Assignment: For this exercise, reproduce the records exactly as they stand and do not carry any images over.

Records provided:
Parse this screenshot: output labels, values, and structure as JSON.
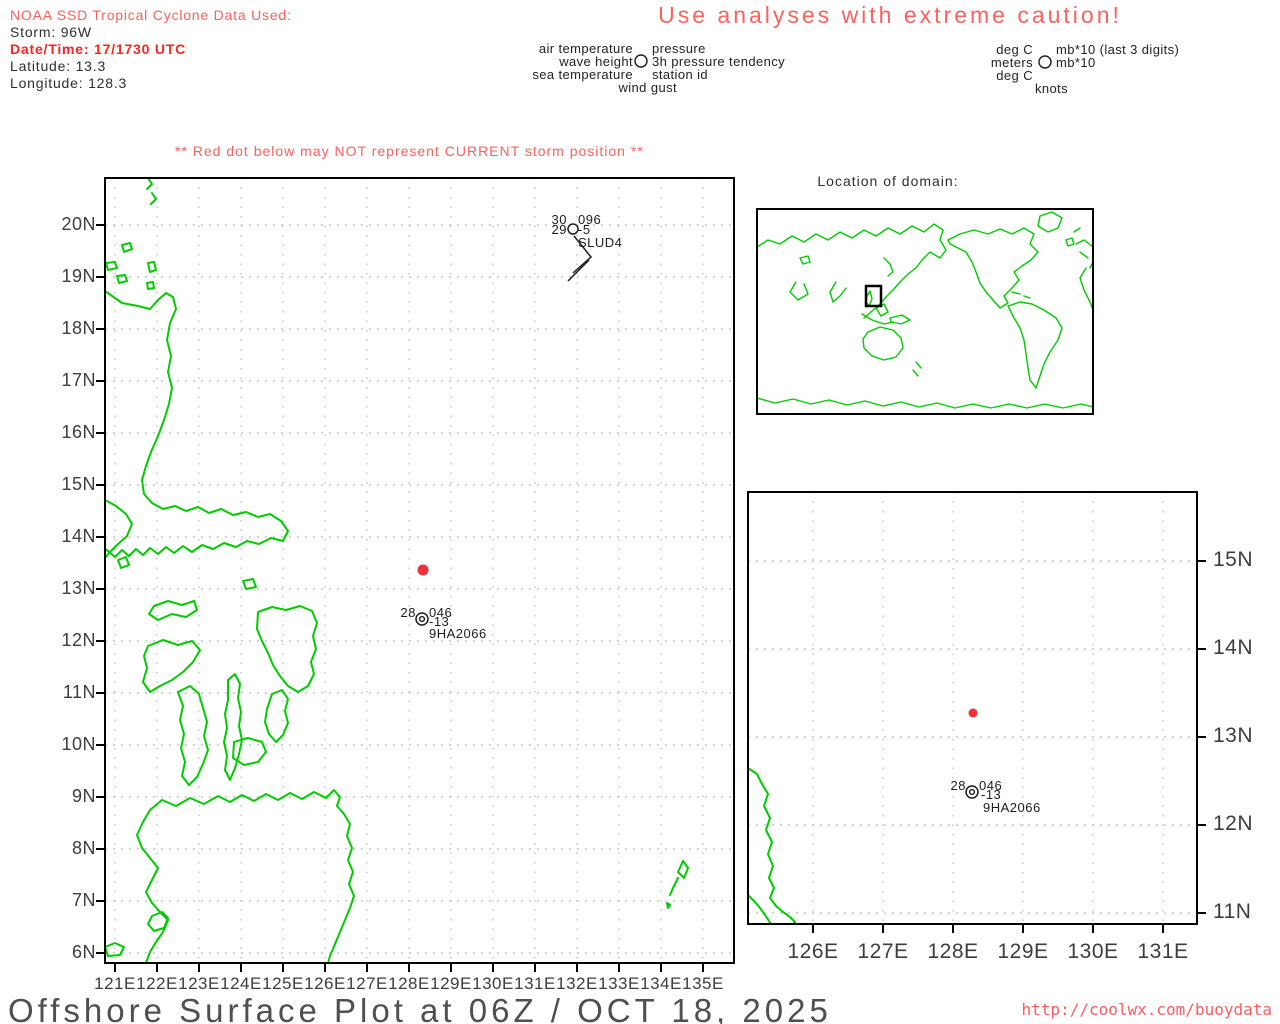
{
  "header": {
    "source_line": "NOAA SSD Tropical Cyclone Data Used:",
    "storm_line": "Storm: 96W",
    "datetime_line": "Date/Time: 17/1730 UTC",
    "latitude_line": "Latitude: 13.3",
    "longitude_line": "Longitude: 128.3",
    "caution": "Use analyses with extreme caution!"
  },
  "legend_symbols": {
    "row1_left": "air temperature",
    "row1_right": "pressure",
    "row2_left": "wave height",
    "row2_right": "3h pressure tendency",
    "row3_left": "sea temperature",
    "row3_right": "station id",
    "row4": "wind gust"
  },
  "legend_units": {
    "row1_left": "deg C",
    "row1_right": "mb*10 (last 3 digits)",
    "row2_left": "meters",
    "row2_right": "mb*10",
    "row3_left": "deg C",
    "row4": "knots"
  },
  "warning": "** Red dot below may NOT represent CURRENT storm position **",
  "main_map": {
    "lat_labels": [
      "20N",
      "19N",
      "18N",
      "17N",
      "16N",
      "15N",
      "14N",
      "13N",
      "12N",
      "11N",
      "10N",
      "9N",
      "8N",
      "7N",
      "6N"
    ],
    "lon_labels": [
      "121E",
      "122E",
      "123E",
      "124E",
      "125E",
      "126E",
      "127E",
      "128E",
      "129E",
      "130E",
      "131E",
      "132E",
      "133E",
      "134E",
      "135E"
    ],
    "storm_marker": {
      "lat": 13.3,
      "lon": 128.3
    }
  },
  "stations": {
    "slud4": {
      "air_temp": "30",
      "pressure": "096",
      "wave_height": "29",
      "tendency": "-5",
      "id": "SLUD4"
    },
    "ha2066": {
      "air_temp": "28",
      "pressure": "046",
      "tendency": "-13",
      "id": "9HA2066"
    }
  },
  "inset": {
    "title": "Location of domain:"
  },
  "zoom_map": {
    "lon_labels": [
      "126E",
      "127E",
      "128E",
      "129E",
      "130E",
      "131E"
    ],
    "lat_labels": [
      "15N",
      "14N",
      "13N",
      "12N",
      "11N"
    ],
    "storm_marker": {
      "lat": 13.3,
      "lon": 128.3
    }
  },
  "footer": {
    "title": "Offshore Surface Plot at 06Z / OCT 18, 2025",
    "url": "http://coolwx.com/buoydata"
  },
  "colors": {
    "land": "#00cc00",
    "alert_red": "#ff6161",
    "storm_dot": "#ee3338",
    "grid": "#aaaaaa"
  }
}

Solution:
Parse this screenshot: output labels, values, and structure as JSON.
{
  "header": {
    "source_line": "NOAA SSD Tropical Cyclone Data Used:",
    "storm_line": "Storm: 96W",
    "datetime_line": "Date/Time: 17/1730 UTC",
    "latitude_line": "Latitude: 13.3",
    "longitude_line": "Longitude: 128.3",
    "caution": "Use analyses with extreme caution!"
  },
  "legend_symbols": {
    "row1_left": "air temperature",
    "row1_right": "pressure",
    "row2_left": "wave height",
    "row2_right": "3h pressure tendency",
    "row3_left": "sea temperature",
    "row3_right": "station id",
    "row4": "wind gust"
  },
  "legend_units": {
    "row1_left": "deg C",
    "row1_right": "mb*10 (last 3 digits)",
    "row2_left": "meters",
    "row2_right": "mb*10",
    "row3_left": "deg C",
    "row4": "knots"
  },
  "warning": "** Red dot below may NOT represent CURRENT storm position **",
  "main_map": {
    "lat_labels": [
      "20N",
      "19N",
      "18N",
      "17N",
      "16N",
      "15N",
      "14N",
      "13N",
      "12N",
      "11N",
      "10N",
      "9N",
      "8N",
      "7N",
      "6N"
    ],
    "lon_labels": [
      "121E",
      "122E",
      "123E",
      "124E",
      "125E",
      "126E",
      "127E",
      "128E",
      "129E",
      "130E",
      "131E",
      "132E",
      "133E",
      "134E",
      "135E"
    ],
    "storm_marker": {
      "lat": 13.3,
      "lon": 128.3
    }
  },
  "stations": {
    "slud4": {
      "air_temp": "30",
      "pressure": "096",
      "wave_height": "29",
      "tendency": "-5",
      "id": "SLUD4"
    },
    "ha2066": {
      "air_temp": "28",
      "pressure": "046",
      "tendency": "-13",
      "id": "9HA2066"
    }
  },
  "inset": {
    "title": "Location of domain:"
  },
  "zoom_map": {
    "lon_labels": [
      "126E",
      "127E",
      "128E",
      "129E",
      "130E",
      "131E"
    ],
    "lat_labels": [
      "15N",
      "14N",
      "13N",
      "12N",
      "11N"
    ],
    "storm_marker": {
      "lat": 13.3,
      "lon": 128.3
    }
  },
  "footer": {
    "title": "Offshore Surface Plot at 06Z / OCT 18, 2025",
    "url": "http://coolwx.com/buoydata"
  },
  "colors": {
    "land": "#00cc00",
    "alert_red": "#ff6161",
    "storm_dot": "#ee3338",
    "grid": "#aaaaaa"
  }
}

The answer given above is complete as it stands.